My journey with lymphoma began in 2006. I went to a urologist for a procedure, when the doctor found some inconsistency in my blood work. I was sent back to my primary doctor who ran some additional tests and diagnosed me with chronic lymphocytic leukemia/ small lymphocytic lymphoma (CLL/SLL). Before my diagnosis I rarely got sick – I completed high school with perfect attendance, worked on a railroad as a conductor for 32 years and can count the number of sick days I took on one hand. The idea of being sick was foreign and very difficult for me to accept. Additionally, the thought of leaving my family at such a young age paralyzed me with fear.
My primary doctor referred me to an oncologist/hematologist at Northwestern in Chicago. My first visit to the CLL/SLL expert gave me a new lease on life, as he assured me that there had been many great advances in the field of lymphoma. At first, my doctor decided to monitor my blood counts and placed me on “watch and wait”. Since I was on watch and wait, I decided only to share my diagnosis with my wife. I did not want to burden my family with this diagnosis at this early stage. Originally, I was going to tell the rest of my family only if I needed treatment. However, my daughter, Dawn an aspiring nurse at the time learned about my CLL diagnosis during a doctor visit I had for an unrelated procedure. I then shared my diagnosis with the rest of my family members, by then I had attended several LRF educational programs which allowed me to better explain my prognosis to others. My daughter was so impressed by all my caregivers she elected to focus her career on becoming an oncology nurse. She currently works at two of the major academic centers in Chicago.
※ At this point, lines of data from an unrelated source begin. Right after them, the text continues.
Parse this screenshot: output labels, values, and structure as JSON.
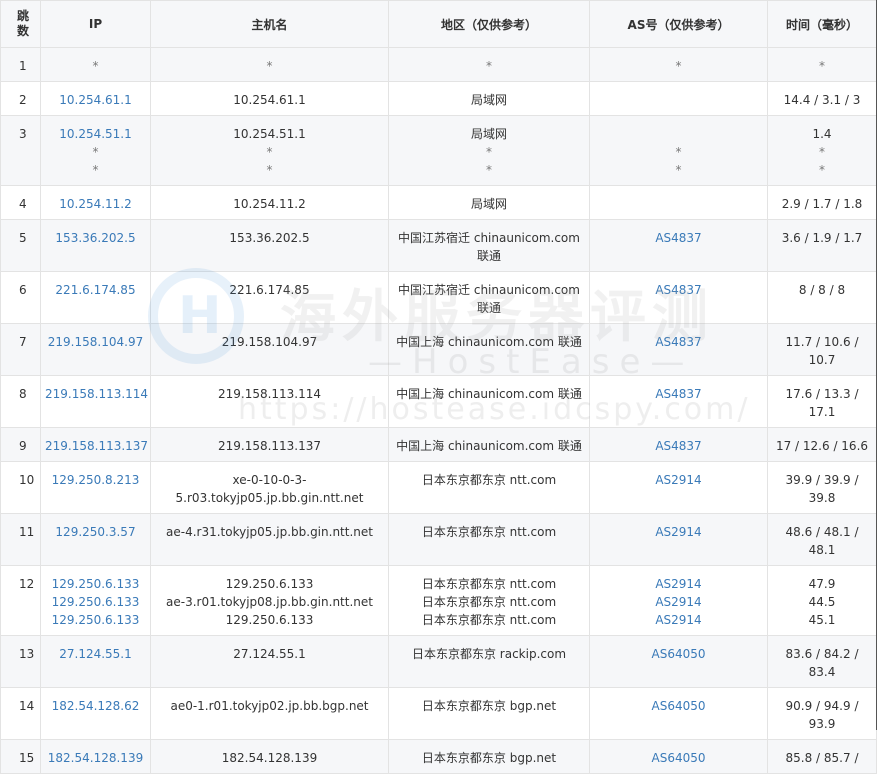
{
  "headers": {
    "hop": "跳\n数",
    "ip": "IP",
    "hostname": "主机名",
    "region": "地区（仅供参考）",
    "as": "AS号（仅供参考）",
    "time": "时间（毫秒）"
  },
  "watermark": {
    "title": "海外服务器评测",
    "subtitle": "—HostEase—",
    "url": "https://hostease.idcspy.com/",
    "logo_letter": "H"
  },
  "colors": {
    "link": "#3a7ab8",
    "header_bg": "#f6f7f9",
    "row_alt_bg": "#f6f7f9",
    "border": "#e3e3e3"
  },
  "rows": [
    {
      "hop": "1",
      "ip": [
        "*"
      ],
      "host": [
        "*"
      ],
      "region": [
        "*"
      ],
      "as": [
        "*"
      ],
      "time": [
        "*"
      ]
    },
    {
      "hop": "2",
      "ip": [
        "10.254.61.1"
      ],
      "host": [
        "10.254.61.1"
      ],
      "region": [
        "局域网"
      ],
      "as": [
        ""
      ],
      "time": [
        "14.4 / 3.1 / 3"
      ]
    },
    {
      "hop": "3",
      "ip": [
        "10.254.51.1",
        "*",
        "*"
      ],
      "host": [
        "10.254.51.1",
        "*",
        "*"
      ],
      "region": [
        "局域网",
        "*",
        "*"
      ],
      "as": [
        "",
        "*",
        "*"
      ],
      "time": [
        "1.4",
        "*",
        "*"
      ]
    },
    {
      "hop": "4",
      "ip": [
        "10.254.11.2"
      ],
      "host": [
        "10.254.11.2"
      ],
      "region": [
        "局域网"
      ],
      "as": [
        ""
      ],
      "time": [
        "2.9 / 1.7 / 1.8"
      ]
    },
    {
      "hop": "5",
      "ip": [
        "153.36.202.5"
      ],
      "host": [
        "153.36.202.5"
      ],
      "region": [
        "中国江苏宿迁 chinaunicom.com 联通"
      ],
      "as": [
        "AS4837"
      ],
      "time": [
        "3.6 / 1.9 / 1.7"
      ]
    },
    {
      "hop": "6",
      "ip": [
        "221.6.174.85"
      ],
      "host": [
        "221.6.174.85"
      ],
      "region": [
        "中国江苏宿迁 chinaunicom.com 联通"
      ],
      "as": [
        "AS4837"
      ],
      "time": [
        "8 / 8 / 8"
      ]
    },
    {
      "hop": "7",
      "ip": [
        "219.158.104.97"
      ],
      "host": [
        "219.158.104.97"
      ],
      "region": [
        "中国上海 chinaunicom.com 联通"
      ],
      "as": [
        "AS4837"
      ],
      "time": [
        "11.7 / 10.6 / 10.7"
      ]
    },
    {
      "hop": "8",
      "ip": [
        "219.158.113.114"
      ],
      "host": [
        "219.158.113.114"
      ],
      "region": [
        "中国上海 chinaunicom.com 联通"
      ],
      "as": [
        "AS4837"
      ],
      "time": [
        "17.6 / 13.3 / 17.1"
      ]
    },
    {
      "hop": "9",
      "ip": [
        "219.158.113.137"
      ],
      "host": [
        "219.158.113.137"
      ],
      "region": [
        "中国上海 chinaunicom.com 联通"
      ],
      "as": [
        "AS4837"
      ],
      "time": [
        "17 / 12.6 / 16.6"
      ]
    },
    {
      "hop": "10",
      "ip": [
        "129.250.8.213"
      ],
      "host": [
        "xe-0-10-0-3-5.r03.tokyjp05.jp.bb.gin.ntt.net"
      ],
      "region": [
        "日本东京都东京 ntt.com"
      ],
      "as": [
        "AS2914"
      ],
      "time": [
        "39.9 / 39.9 / 39.8"
      ]
    },
    {
      "hop": "11",
      "ip": [
        "129.250.3.57"
      ],
      "host": [
        "ae-4.r31.tokyjp05.jp.bb.gin.ntt.net"
      ],
      "region": [
        "日本东京都东京 ntt.com"
      ],
      "as": [
        "AS2914"
      ],
      "time": [
        "48.6 / 48.1 / 48.1"
      ]
    },
    {
      "hop": "12",
      "ip": [
        "129.250.6.133",
        "129.250.6.133",
        "129.250.6.133"
      ],
      "host": [
        "129.250.6.133",
        "ae-3.r01.tokyjp08.jp.bb.gin.ntt.net",
        "129.250.6.133"
      ],
      "region": [
        "日本东京都东京 ntt.com",
        "日本东京都东京 ntt.com",
        "日本东京都东京 ntt.com"
      ],
      "as": [
        "AS2914",
        "AS2914",
        "AS2914"
      ],
      "time": [
        "47.9",
        "44.5",
        "45.1"
      ]
    },
    {
      "hop": "13",
      "ip": [
        "27.124.55.1"
      ],
      "host": [
        "27.124.55.1"
      ],
      "region": [
        "日本东京都东京 rackip.com"
      ],
      "as": [
        "AS64050"
      ],
      "time": [
        "83.6 / 84.2 / 83.4"
      ]
    },
    {
      "hop": "14",
      "ip": [
        "182.54.128.62"
      ],
      "host": [
        "ae0-1.r01.tokyjp02.jp.bb.bgp.net"
      ],
      "region": [
        "日本东京都东京 bgp.net"
      ],
      "as": [
        "AS64050"
      ],
      "time": [
        "90.9 / 94.9 / 93.9"
      ]
    },
    {
      "hop": "15",
      "ip": [
        "182.54.128.139"
      ],
      "host": [
        "182.54.128.139"
      ],
      "region": [
        "日本东京都东京 bgp.net"
      ],
      "as": [
        "AS64050"
      ],
      "time": [
        "85.8 / 85.7 /"
      ]
    }
  ]
}
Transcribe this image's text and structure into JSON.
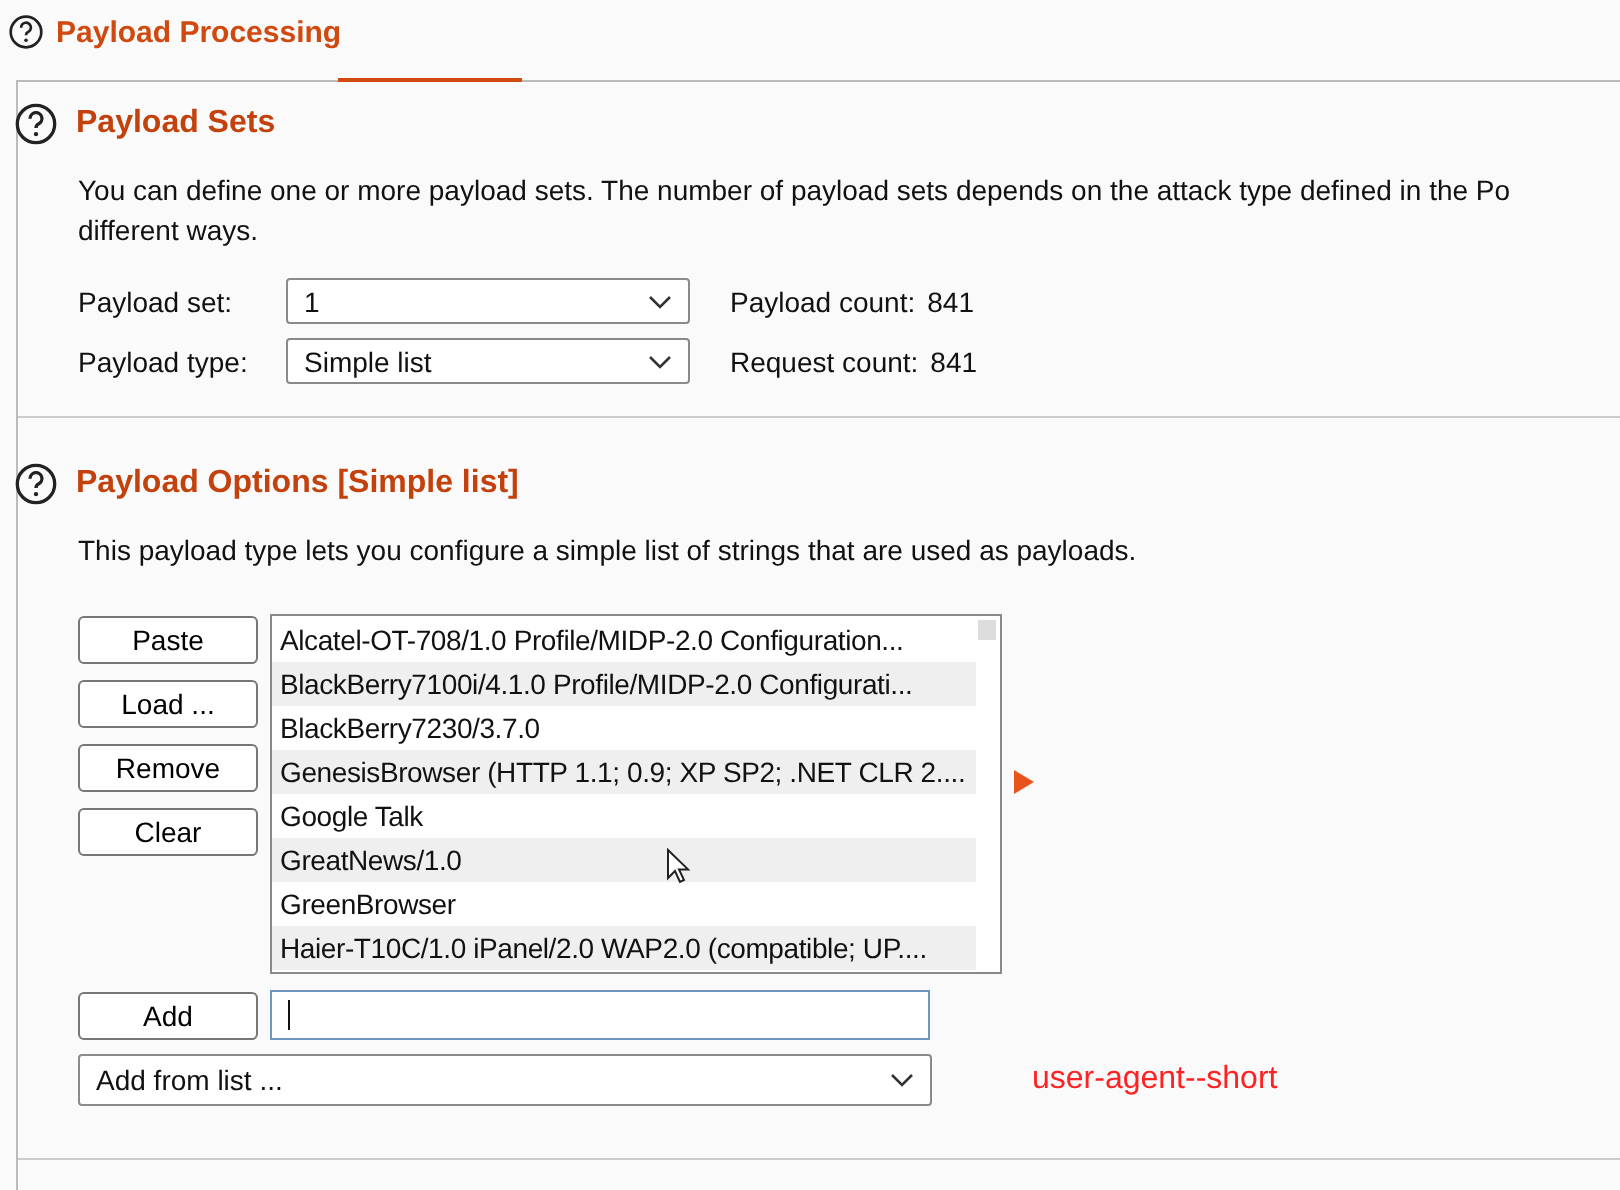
{
  "overlay_title": "Payload Processing",
  "payload_sets": {
    "title": "Payload Sets",
    "description": "You can define one or more payload sets. The number of payload sets depends on the attack type defined in the Po",
    "description_line_2": "different ways.",
    "set_label": "Payload set:",
    "set_value": "1",
    "type_label": "Payload type:",
    "type_value": "Simple list",
    "payload_count_label": "Payload count:",
    "payload_count": "841",
    "request_count_label": "Request count:",
    "request_count": "841"
  },
  "payload_options": {
    "title": "Payload Options [Simple list]",
    "description": "This payload type lets you configure a simple list of strings that are used as payloads.",
    "buttons": [
      "Paste",
      "Load ...",
      "Remove",
      "Clear"
    ],
    "items": [
      "Alcatel-OT-708/1.0 Profile/MIDP-2.0 Configuration...",
      "BlackBerry7100i/4.1.0 Profile/MIDP-2.0 Configurati...",
      "BlackBerry7230/3.7.0",
      "GenesisBrowser (HTTP 1.1; 0.9; XP SP2; .NET CLR 2....",
      "Google Talk",
      "GreatNews/1.0",
      "GreenBrowser",
      "Haier-T10C/1.0 iPanel/2.0 WAP2.0 (compatible; UP...."
    ],
    "add_button": "Add",
    "add_from_list": "Add from list ..."
  },
  "annotation": "user-agent--short"
}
After a few years of monitoring my blood, I was treated with Campath and Rituxan. The treatment regimen lasted 18 weeks and I luckily experienced very little side effects. I went into remission for several years and was able to go without any additional treatment. However, when I relapsed, I discussed my options with my doctor, she decided to treat me with ibrutinib. At first, this treatment option was effective, and I wasn’t experiencing side effects. However, after eleven months of treatment, I started to experience excessive swelling. I consulted with my doctor and we tried adjusting the medication, but ultimately, we decided it was time to discontinue the use of Ibrutinib. Thankfully, I have been on “watch and wait” for five years and remain in remission.
What I learned through this journey is that it is important to educate yourself and to have a medical team that you can trust. All my doctors were specialists at major academic facilities and the relationships I formed with them, made the experience easier and gave me the hope I needed to move forward. these three doctors gave me a new chance at life and lasting relationships with them. I have been very fortunate to have these doctors throughout my journey, and I am ready for where my journey with CLL/SLL takes me next.
“I have felt very fortunate to have these fine doctors to help me navigate my CLL/SLL journey and feel very positive on where my CLL journey will take me next.”
My journey has been better than most. I attribute this to four things: Early diagnosis as I have never dealt with any severe symptoms only side effects from treatment. Availability of fantastic doctors from the onset of my disease. I have enjoyed tremendous family support. I have made a point to learn about my disease and others like it by attending workshops in person or on-line. I have found the more you learn about the disease the less fearful you are about it.